Component data from apps and pages
▶

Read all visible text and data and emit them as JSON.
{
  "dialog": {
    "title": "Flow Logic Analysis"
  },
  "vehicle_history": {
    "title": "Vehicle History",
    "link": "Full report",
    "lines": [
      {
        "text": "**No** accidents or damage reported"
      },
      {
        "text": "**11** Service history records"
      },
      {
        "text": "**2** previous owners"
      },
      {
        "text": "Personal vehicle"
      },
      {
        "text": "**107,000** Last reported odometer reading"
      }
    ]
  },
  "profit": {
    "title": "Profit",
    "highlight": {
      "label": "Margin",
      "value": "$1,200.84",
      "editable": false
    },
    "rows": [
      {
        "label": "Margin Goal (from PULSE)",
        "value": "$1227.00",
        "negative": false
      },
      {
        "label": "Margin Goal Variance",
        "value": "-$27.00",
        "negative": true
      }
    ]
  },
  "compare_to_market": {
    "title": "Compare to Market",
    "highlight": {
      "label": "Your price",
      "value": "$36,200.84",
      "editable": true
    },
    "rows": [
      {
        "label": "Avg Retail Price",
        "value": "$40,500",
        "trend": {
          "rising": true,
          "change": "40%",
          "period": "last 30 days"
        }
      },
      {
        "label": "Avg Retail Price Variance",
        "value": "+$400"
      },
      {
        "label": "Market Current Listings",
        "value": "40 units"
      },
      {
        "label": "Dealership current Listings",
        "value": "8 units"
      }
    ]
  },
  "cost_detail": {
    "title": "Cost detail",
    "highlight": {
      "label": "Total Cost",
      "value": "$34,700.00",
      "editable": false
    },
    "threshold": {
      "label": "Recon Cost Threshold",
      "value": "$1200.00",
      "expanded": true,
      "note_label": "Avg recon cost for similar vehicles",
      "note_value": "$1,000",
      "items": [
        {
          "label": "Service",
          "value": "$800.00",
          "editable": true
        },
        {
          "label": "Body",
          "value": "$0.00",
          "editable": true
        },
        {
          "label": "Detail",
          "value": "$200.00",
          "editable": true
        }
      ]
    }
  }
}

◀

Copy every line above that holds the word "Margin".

» **WRITTEN SOLUTION**:
      "label": "Margin",
        "label": "Margin Goal (from PULSE)",
        "label": "Margin Goal Variance",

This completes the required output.